START Entries supplied
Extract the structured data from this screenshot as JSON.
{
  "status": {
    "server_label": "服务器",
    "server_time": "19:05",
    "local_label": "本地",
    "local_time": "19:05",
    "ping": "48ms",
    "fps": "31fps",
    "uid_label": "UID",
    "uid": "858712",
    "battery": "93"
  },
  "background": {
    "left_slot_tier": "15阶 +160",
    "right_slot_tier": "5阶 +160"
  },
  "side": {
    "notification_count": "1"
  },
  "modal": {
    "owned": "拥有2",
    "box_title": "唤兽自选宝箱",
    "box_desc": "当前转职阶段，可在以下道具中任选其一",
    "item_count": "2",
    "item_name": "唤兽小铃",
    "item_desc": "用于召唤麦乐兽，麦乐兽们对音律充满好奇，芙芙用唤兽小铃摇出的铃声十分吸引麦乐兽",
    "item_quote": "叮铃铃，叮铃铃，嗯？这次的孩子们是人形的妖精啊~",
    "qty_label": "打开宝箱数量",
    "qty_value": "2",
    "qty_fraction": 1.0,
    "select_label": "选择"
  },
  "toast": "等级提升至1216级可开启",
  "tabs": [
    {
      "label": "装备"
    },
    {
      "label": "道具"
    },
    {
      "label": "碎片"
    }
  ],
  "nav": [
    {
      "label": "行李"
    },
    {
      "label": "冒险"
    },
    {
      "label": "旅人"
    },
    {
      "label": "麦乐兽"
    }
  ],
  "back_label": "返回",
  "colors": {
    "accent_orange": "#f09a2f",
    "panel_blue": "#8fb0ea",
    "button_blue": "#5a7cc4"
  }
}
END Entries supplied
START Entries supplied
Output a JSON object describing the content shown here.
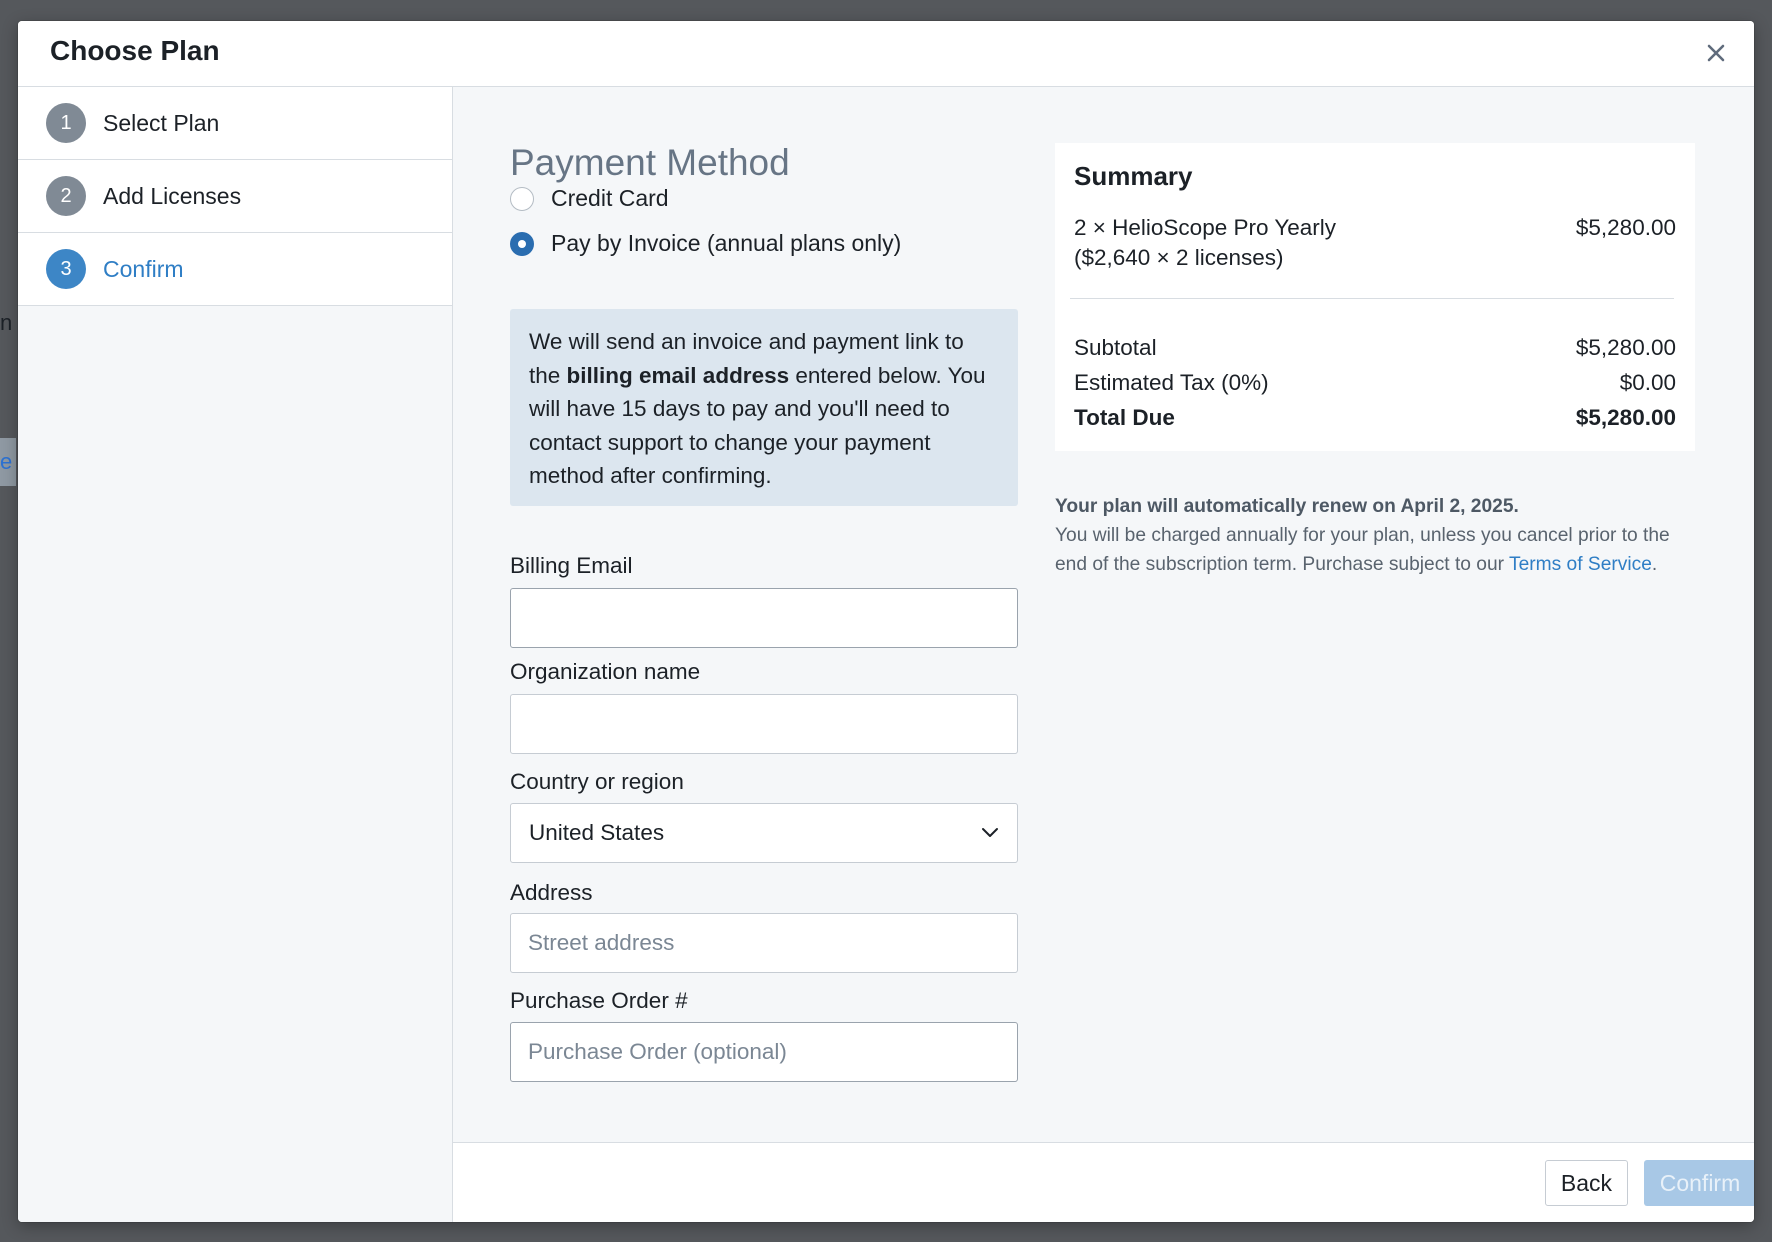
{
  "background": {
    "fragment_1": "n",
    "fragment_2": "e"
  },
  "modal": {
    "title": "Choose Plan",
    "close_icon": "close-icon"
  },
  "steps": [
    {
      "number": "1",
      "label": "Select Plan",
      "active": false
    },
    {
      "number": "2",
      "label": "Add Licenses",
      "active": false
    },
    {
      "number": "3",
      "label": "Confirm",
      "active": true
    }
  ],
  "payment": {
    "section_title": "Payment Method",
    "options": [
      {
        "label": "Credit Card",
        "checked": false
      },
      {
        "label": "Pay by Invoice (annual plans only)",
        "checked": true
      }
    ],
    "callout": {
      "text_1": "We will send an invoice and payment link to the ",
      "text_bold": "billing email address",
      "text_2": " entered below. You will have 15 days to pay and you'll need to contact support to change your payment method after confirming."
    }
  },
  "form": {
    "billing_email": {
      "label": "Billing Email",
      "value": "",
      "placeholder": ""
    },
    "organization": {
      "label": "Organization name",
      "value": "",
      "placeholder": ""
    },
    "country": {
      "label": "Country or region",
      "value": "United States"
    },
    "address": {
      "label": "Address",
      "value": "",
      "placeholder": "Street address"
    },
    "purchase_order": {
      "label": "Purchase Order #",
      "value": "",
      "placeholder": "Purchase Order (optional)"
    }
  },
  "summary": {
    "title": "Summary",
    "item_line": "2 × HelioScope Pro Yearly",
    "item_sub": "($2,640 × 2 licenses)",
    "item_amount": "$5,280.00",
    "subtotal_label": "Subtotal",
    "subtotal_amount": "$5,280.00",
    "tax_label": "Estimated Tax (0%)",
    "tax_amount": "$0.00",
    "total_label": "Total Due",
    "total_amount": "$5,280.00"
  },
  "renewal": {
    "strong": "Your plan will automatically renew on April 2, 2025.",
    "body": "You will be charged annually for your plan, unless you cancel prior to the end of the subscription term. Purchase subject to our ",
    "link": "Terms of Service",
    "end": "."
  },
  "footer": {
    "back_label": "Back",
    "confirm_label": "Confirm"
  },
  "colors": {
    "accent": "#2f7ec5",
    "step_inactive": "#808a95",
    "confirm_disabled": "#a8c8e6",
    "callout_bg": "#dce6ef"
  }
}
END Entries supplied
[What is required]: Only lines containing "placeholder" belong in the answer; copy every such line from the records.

[Result]:
      "placeholder": ""
      "placeholder": ""
      "placeholder": "Street address"
      "placeholder": "Purchase Order (optional)"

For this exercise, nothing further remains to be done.